  33. What a topic of discussion. As a mother of two sons-one currently a Freshman in college and one a college graduate, my answer to this question is that there are no rules, no instructions and no best answers. It was a rare occasion if either one of them studied or brought books home after about 5th grade. Neither one of them was motivated by grades, but, rather, by no pass/no play.

    One of them made the deans honor roll just to see if he could do it. Why? I don’t know. Once he did it, he was over it. Could either one of them do it at any given time? Yes. How do you press the right buttons and dangle the right “carrots”? I don’t know.

    My husband and I volunteered regularly (which sometimes meant being there several days a week) in their elementary school. And, we were around for all school activities throughout their school years, including all parent organizations. (Yes, in Jr. High and High School, too)

    In other words, we KNEW what was going on all the time.

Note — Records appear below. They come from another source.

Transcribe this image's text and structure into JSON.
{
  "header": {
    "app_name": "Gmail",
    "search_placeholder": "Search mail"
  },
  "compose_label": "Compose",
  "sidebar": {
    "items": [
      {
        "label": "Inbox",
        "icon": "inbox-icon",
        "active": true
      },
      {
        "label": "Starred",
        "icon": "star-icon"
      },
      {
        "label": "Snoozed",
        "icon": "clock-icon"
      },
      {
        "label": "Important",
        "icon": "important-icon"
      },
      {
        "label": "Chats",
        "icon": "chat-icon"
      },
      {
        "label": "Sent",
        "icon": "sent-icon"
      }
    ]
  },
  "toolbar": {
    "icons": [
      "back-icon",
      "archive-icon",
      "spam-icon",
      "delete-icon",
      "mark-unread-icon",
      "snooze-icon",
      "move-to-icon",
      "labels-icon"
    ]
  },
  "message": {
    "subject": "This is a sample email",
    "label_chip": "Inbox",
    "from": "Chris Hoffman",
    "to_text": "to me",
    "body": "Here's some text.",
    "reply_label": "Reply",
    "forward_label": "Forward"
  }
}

This gives you some idea of the teaching that is going on and who their friends are. You have an idea of the teaching methods being used, too.

    When parents volunteer at their kids’ schools, it would stand to reason that their teachers would have more time to spend teaching the kids and coming up with creative ways to do it. It is supposed to be their expertise that motivates kids to learn, too.

    I totally suggest that you make your presence known.